Records supplied
[Start of Attachment]
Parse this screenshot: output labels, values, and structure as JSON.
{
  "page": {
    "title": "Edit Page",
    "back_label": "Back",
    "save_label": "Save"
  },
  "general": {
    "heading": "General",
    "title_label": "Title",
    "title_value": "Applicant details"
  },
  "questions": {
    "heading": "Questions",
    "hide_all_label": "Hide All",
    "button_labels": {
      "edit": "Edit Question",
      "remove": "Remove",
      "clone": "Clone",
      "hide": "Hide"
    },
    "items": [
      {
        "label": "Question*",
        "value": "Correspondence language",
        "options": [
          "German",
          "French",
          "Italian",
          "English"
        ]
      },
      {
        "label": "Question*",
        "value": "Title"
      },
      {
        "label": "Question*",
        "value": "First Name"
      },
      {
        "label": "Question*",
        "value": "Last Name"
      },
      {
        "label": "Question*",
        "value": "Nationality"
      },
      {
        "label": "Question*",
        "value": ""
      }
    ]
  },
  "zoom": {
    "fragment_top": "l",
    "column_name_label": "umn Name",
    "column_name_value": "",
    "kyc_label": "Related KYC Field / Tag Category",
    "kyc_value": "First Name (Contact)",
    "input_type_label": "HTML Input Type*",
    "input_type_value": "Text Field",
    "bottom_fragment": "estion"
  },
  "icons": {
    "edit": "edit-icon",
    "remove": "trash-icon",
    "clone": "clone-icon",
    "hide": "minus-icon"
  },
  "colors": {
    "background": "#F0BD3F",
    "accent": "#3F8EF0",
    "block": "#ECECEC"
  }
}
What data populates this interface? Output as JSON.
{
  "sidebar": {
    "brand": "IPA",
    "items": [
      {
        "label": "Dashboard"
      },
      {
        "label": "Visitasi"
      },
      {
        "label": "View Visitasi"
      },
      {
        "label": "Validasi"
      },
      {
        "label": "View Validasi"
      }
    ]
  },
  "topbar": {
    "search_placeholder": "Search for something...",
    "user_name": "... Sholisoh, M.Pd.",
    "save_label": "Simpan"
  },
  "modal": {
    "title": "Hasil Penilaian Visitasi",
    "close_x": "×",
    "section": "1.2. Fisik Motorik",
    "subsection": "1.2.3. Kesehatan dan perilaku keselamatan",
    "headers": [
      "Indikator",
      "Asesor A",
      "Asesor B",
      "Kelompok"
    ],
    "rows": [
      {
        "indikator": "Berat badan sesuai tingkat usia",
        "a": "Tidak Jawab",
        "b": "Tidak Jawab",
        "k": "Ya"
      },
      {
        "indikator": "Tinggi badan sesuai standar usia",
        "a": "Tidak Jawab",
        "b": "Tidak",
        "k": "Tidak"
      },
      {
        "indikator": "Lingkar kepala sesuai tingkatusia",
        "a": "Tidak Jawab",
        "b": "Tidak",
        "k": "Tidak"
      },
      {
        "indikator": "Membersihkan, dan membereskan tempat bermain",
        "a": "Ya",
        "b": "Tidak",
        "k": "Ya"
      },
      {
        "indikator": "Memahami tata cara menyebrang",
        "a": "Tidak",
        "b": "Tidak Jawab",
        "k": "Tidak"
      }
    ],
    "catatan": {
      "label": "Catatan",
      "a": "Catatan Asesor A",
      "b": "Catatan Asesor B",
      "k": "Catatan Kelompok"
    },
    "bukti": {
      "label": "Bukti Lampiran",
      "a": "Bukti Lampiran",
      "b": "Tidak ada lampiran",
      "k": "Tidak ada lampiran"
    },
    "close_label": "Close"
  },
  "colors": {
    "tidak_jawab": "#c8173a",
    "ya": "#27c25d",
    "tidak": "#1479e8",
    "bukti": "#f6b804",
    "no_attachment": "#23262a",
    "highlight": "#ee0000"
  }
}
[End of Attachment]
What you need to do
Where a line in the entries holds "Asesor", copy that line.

Task solution
      "Asesor A",
      "Asesor B",
      "a": "Catatan Asesor A",
      "b": "Catatan Asesor B",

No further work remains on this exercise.